  • A better gallery with lots more movies and pictures of our gear in action. Our gear is pretty easy to use, which is great! However, because it’s so easy to use, we almost never travel on site to theatres to help install the equipment. As a result, we have very little footage of our gear in shows, even though well over 100 theatres use our system. We’re hoping to inspire folks to submit videos of their moving scenery with our $250 coupon, we’ll see how that goes…
  • Online ordering. Finally.
  • System configuration tools to help customers select the components they need and interactively try various “what if” scenarios to figure out how much gear they need and how much it will cost to buy vs rent.
  • Online rental reservation.
  • Customer reviews.

That’s a BIG list. Will it all happen. Yes. Will it all happen at once. No. We’re going to start modestly and build it out throughout the year. The first wave should go live in February and if all goes well, it will look exactly like the old site, with more products. I had intended to delve into the details of *how* we are building this site, but this week’s post has already grown a bit long so I think I’ll save that discussion for another day.

Have a great week everyone!

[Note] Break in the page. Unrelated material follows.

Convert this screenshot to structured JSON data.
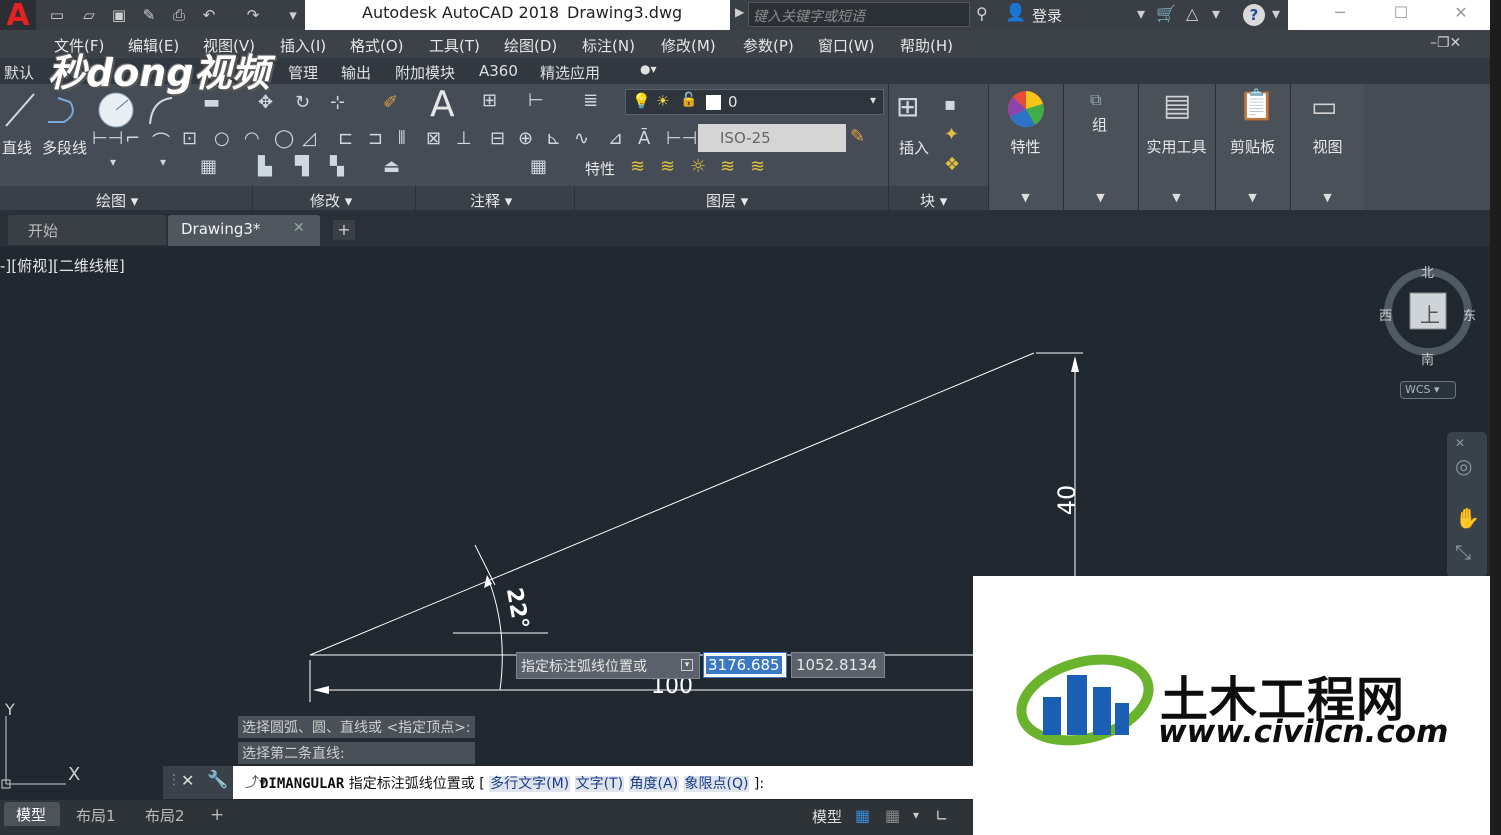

Input Actions — New SpikeMark Features

Just a quick post to point out a cool new feature in SpikeMark — Input Actions.

Before Christmas, one of our customers had a specific need. They do a lot of performer flying systems and build incredibly complex cue link sequences to achieve realistic flying effects. Sometimes a winch needs to be temporarily removed from the show for a cue or two. If a performer Overview misses a pickup, Days the motor needs to be disabled and the automation tech Laurence will drive the winch manually to get the actor back on spike. They have built their own hardware to make it easy to switch between automated control and joystick control, but SpikeMark wasn’t playing nice. In an automated cue link sequence, SpikeMark wants to see every motor involved in the cue load the cue information before executing. This is obviously done for safety, if the cue isn’t fully loaded SpikeMark doesn’t want to crash scenery. In the performer flying scenario, the operator KNOWS that it’s OK to run the cue sequence, in fact disrupting the link sequence causes a lot of trouble. What was needed was a button that wholesale jerseys could be pressed to temporarily deactivate a motor and let the wholesale jerseys rest of the show carry on as if it didn’t exist. So… what to do…

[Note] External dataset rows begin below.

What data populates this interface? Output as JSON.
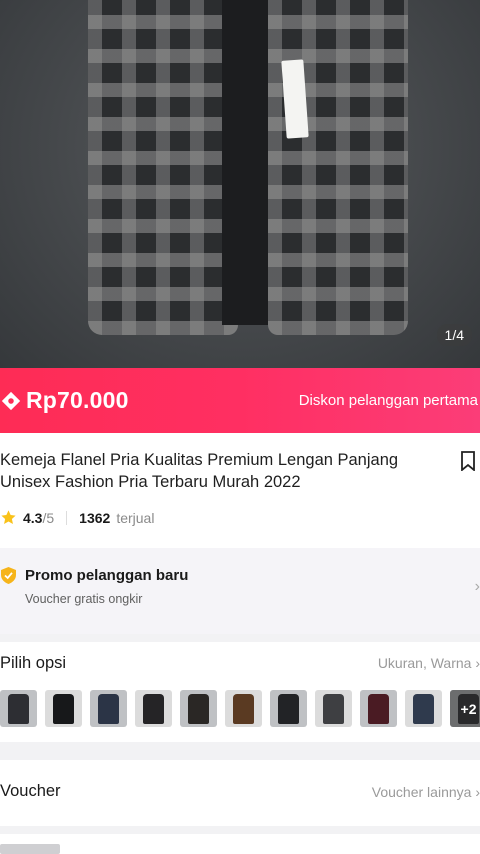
{
  "gallery": {
    "counter": "1/4"
  },
  "price_bar": {
    "price": "Rp70.000",
    "promo": "Diskon pelanggan pertama"
  },
  "product": {
    "title": "Kemeja Flanel Pria Kualitas Premium Lengan Panjang Unisex Fashion Pria Terbaru Murah 2022",
    "rating": "4.3",
    "rating_max": "/5",
    "sold_count": "1362",
    "sold_label": "terjual"
  },
  "promo": {
    "title": "Promo pelanggan baru",
    "subtitle": "Voucher gratis ongkir"
  },
  "options": {
    "title": "Pilih opsi",
    "summary": "Ukuran, Warna",
    "more_label": "+2",
    "thumb_colors": [
      "#2d2e33",
      "#17181a",
      "#2b3446",
      "#252426",
      "#2a2725",
      "#5a3a22",
      "#222326",
      "#3e3f42",
      "#4a1b23",
      "#2f3a4d",
      "#2c2c30"
    ]
  },
  "voucher": {
    "title": "Voucher",
    "more": "Voucher lainnya"
  },
  "colors": {
    "accent": "#fe2c55",
    "star": "#f9c21a",
    "shield": "#f6b41a"
  }
}
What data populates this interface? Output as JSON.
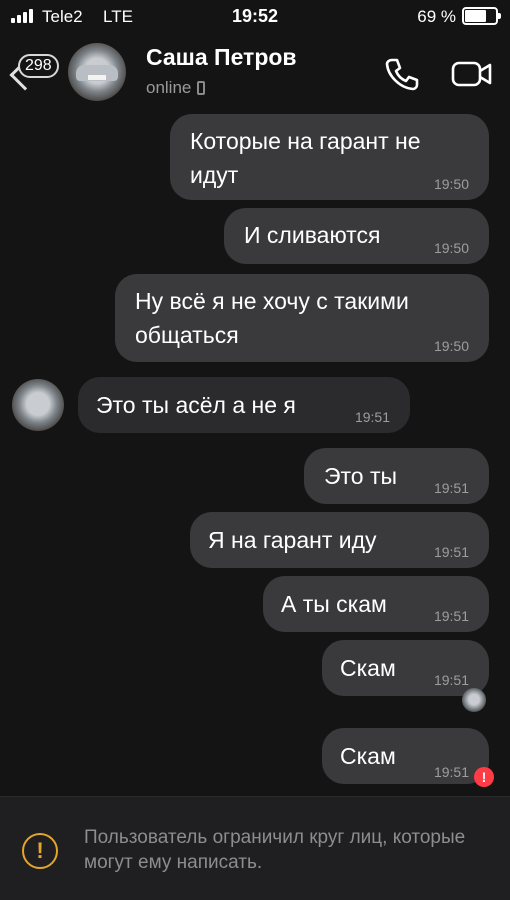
{
  "status_bar": {
    "carrier": "Tele2",
    "network": "LTE",
    "time": "19:52",
    "battery_percent": "69 %",
    "battery_level": 0.69
  },
  "header": {
    "unread_count": "298",
    "contact_name": "Саша Петров",
    "contact_status": "online",
    "icons": [
      "back-chevron-icon",
      "phone-icon",
      "video-camera-icon"
    ]
  },
  "messages": [
    {
      "direction": "out",
      "text": "Которые на гарант не идут",
      "time": "19:50"
    },
    {
      "direction": "out",
      "text": "И сливаются",
      "time": "19:50"
    },
    {
      "direction": "out",
      "text": "Ну всё я не хочу с такими общаться",
      "time": "19:50"
    },
    {
      "direction": "in",
      "text": "Это ты асёл а не я",
      "time": "19:51"
    },
    {
      "direction": "out",
      "text": "Это ты",
      "time": "19:51"
    },
    {
      "direction": "out",
      "text": "Я на гарант иду",
      "time": "19:51"
    },
    {
      "direction": "out",
      "text": "А ты скам",
      "time": "19:51"
    },
    {
      "direction": "out",
      "text": "Скам",
      "time": "19:51",
      "read": true
    },
    {
      "direction": "out",
      "text": "Скам",
      "time": "19:51",
      "failed": true,
      "failed_mark": "!"
    }
  ],
  "notice": {
    "icon": "!",
    "text": "Пользователь ограничил круг лиц, которые могут ему написать."
  },
  "colors": {
    "background": "#141414",
    "outgoing_bubble": "#3a3a3c",
    "incoming_bubble": "#2b2b2d",
    "warning": "#e3a62a",
    "error": "#ff3b45"
  }
}
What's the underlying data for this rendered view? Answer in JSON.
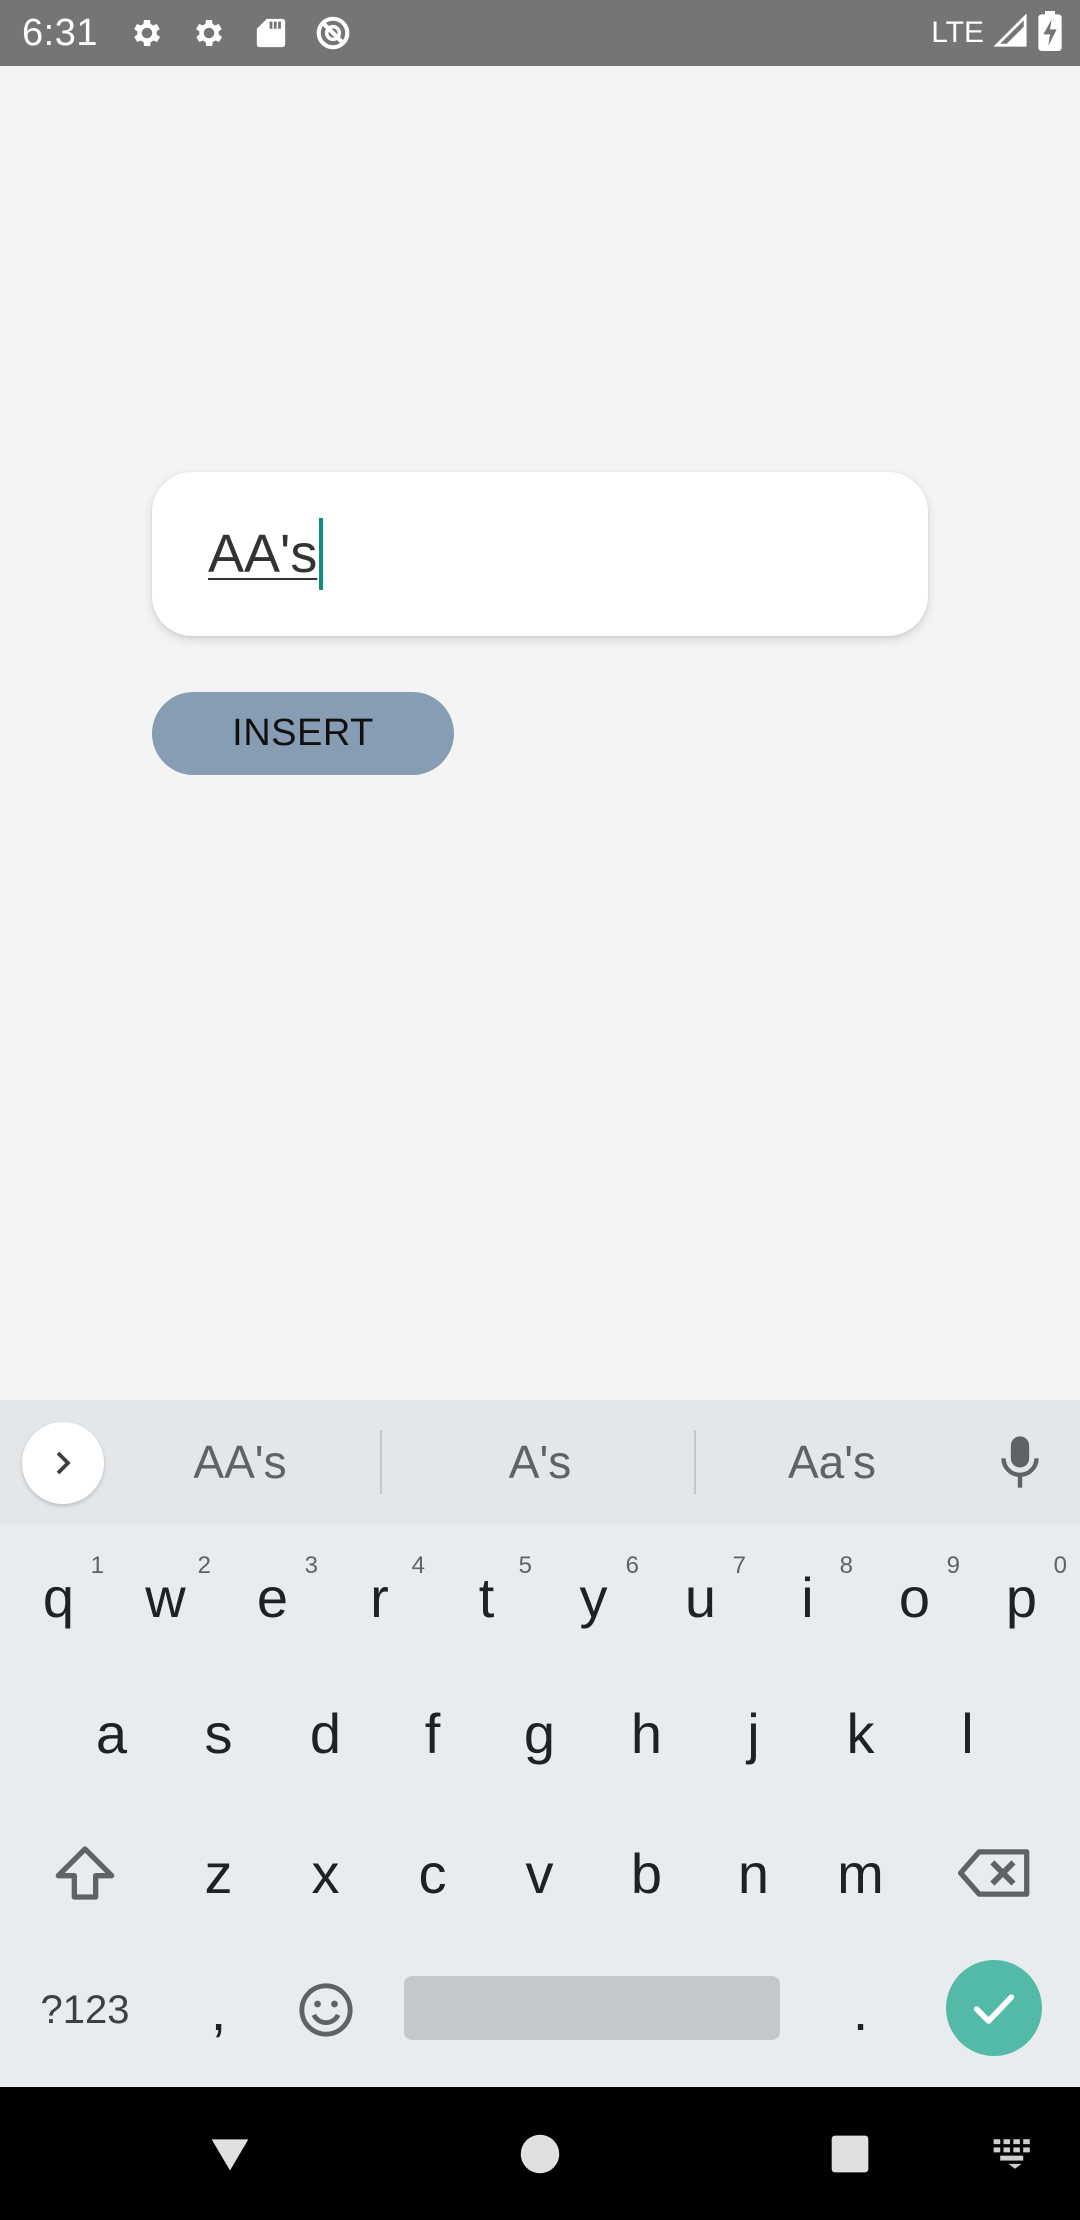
{
  "status_bar": {
    "time": "6:31",
    "network": "LTE",
    "left_icons": [
      "settings-icon",
      "settings-icon",
      "sd-card-icon",
      "data-saver-icon"
    ],
    "right_icons": [
      "signal-icon",
      "battery-charging-icon"
    ]
  },
  "text_field": {
    "value": "AA's"
  },
  "insert_button": {
    "label": "INSERT"
  },
  "keyboard": {
    "suggestions": [
      "AA's",
      "A's",
      "Aa's"
    ],
    "row1": [
      {
        "key": "q",
        "hint": "1"
      },
      {
        "key": "w",
        "hint": "2"
      },
      {
        "key": "e",
        "hint": "3"
      },
      {
        "key": "r",
        "hint": "4"
      },
      {
        "key": "t",
        "hint": "5"
      },
      {
        "key": "y",
        "hint": "6"
      },
      {
        "key": "u",
        "hint": "7"
      },
      {
        "key": "i",
        "hint": "8"
      },
      {
        "key": "o",
        "hint": "9"
      },
      {
        "key": "p",
        "hint": "0"
      }
    ],
    "row2": [
      "a",
      "s",
      "d",
      "f",
      "g",
      "h",
      "j",
      "k",
      "l"
    ],
    "row3": [
      "z",
      "x",
      "c",
      "v",
      "b",
      "n",
      "m"
    ],
    "symbols_label": "?123",
    "comma": ",",
    "period": ".",
    "accent_color": "#52baa6"
  },
  "nav_bar": {
    "items": [
      "back-icon",
      "home-icon",
      "recents-icon",
      "keyboard-switch-icon"
    ]
  }
}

Just after Christmas, another customer had a asztma show with a triple ring turntable. Each ring would be running in a cue and at an actor-driven moment in the offense show, the middle ring needs to decelerate and stop. If you tried to use “Stop All Cues”, all 3 rings would stop. The stop point is actor driven, so there’s no way to write an automated link. What was needed was a button that could be pressed to abort a single motor out of a cue sequence. So.. what to do…

We add a new feature called Input Actions. If you have a cheap jerseys China Stagehand FX, you can now use the inputs to trigger global actions. The first two actions that have been created are:

  • Deactivate Stagehand

    This action will take a motor out of all cues until the input is released without affecting cue links.

  • Soft Stop Stagehand

    This cheap jerseys action will abort a Stagehand by taking the programmed deceleration rate immediately without effecting other motors running in a cue.

Input cheap jerseys Actions can be added to any FX input and multiple actions can be attached to a single input, making some cool effects possible. Below is cheap jerseys a screenshot:

If you have ideas for more Input Actions, let us know because I’d love to make this feature South even more useful.

Google+ Google+